The platform provides a “360-degree view in a click of a mouse,” said Serrao — and can prioritize prolific offenders for arrest or social services.

In Cary, North Carolina, it was taking up to two weeks to develop a suspect list from COMSTAT crime statistics data. But now, Cary police can crunch numbers and create a list on a daily basis.

With advanced data analytics, police “can hit the ground running,” said Juan Colon, principal industry consultant, SAS National Director of Opioid & Illicit Drug Solutions.

“Take advantage of the limited resources you have,” Serrao said.

Data Integration Can Improve Public Safety and Public Health Goals

Colon, a former drug policy adviser to the New Jersey Attorney General’s Office and a retired New Jersey State Police officer, said that it took the state about five to six years to codify a process to address spikes in violent crime and overdoses from the opioid crisis.

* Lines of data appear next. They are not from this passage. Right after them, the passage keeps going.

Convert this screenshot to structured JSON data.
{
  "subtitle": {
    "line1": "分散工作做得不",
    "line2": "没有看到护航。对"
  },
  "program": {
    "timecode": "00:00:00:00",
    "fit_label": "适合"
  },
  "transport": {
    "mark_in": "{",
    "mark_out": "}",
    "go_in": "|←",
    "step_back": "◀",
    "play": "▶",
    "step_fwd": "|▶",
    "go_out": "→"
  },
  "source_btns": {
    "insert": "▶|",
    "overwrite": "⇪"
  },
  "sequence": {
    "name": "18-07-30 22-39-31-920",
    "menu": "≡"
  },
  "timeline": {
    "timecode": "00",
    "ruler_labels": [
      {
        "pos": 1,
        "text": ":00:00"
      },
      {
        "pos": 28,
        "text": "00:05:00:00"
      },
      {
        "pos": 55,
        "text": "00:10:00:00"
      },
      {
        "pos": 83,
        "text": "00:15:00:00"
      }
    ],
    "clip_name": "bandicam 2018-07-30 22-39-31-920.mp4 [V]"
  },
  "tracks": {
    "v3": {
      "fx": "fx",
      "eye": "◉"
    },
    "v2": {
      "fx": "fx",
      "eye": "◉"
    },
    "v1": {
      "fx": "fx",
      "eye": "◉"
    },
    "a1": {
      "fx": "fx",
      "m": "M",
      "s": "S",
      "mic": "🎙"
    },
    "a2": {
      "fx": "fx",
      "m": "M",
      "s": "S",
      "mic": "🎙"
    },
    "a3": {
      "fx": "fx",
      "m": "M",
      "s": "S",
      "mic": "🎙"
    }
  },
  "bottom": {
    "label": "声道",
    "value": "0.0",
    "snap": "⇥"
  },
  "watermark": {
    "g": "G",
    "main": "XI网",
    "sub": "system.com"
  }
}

There were numerous data sources from law enforcement and healthcare. Public safety had to overcome data sensitivities on the healthcare side to develop the Interagency Drug Awareness Dashboard, he said.

The dashboard provides the AG’s office with anonymized, protected health data that links to mapping programs.

The data cleaning process was a huge challenge, and time consuming, Colon said, but as a result, law enforcement started to see correlations. For example, by 2015, New Jersey data efforts indicated that 52 percent of the heroin in the state contained fentanyl. Narcan deployments have increased each year across the state.

Collecting data and managing it, is a critical process, he said. But if the challenge is opioids — and the goal is to save lives — then successful policies and practices can be derived from data analytics.

The goal of IDAD, according to the SAS blog, “is to create a holistic picture of New Jersey’s opioid environment, help develop targeted interventions, develop analytical opioid ‘hot spot’ data and push notifications through the New Jersey Prescription Monitoring Program to providers.

With investigations and bio surveillance, law enforcement can monitor overdose upticks and notify EMS. If there are five or more overdoses in a 10-mile range over 12 hours, partner agencies are informed.

Such knowledge, Colon said, has improved treatment, emergency scheduling, situational awareness, training and informed budgets and needs assessments.

Improve your use of data to enhance public safety and public health.”

While the technology is not yet at the place where police officers are provided decision support tools, further development of data analytics technologies may provide those opportunities in the future.

Learn more about data analytics in our previous coverage:

3 Ways to Improve Fire Service Data

How Cities Can Use ER Data to Establish Violence Interventions

Governments are Using Data to Track & Predict Opioid Overdose

About the author

Andrea Fox

Andrea Fox

Andrea Fox is Editor of EfficientGov.com and Senior Editor at Praetorian Digital. She is based in Massachusetts.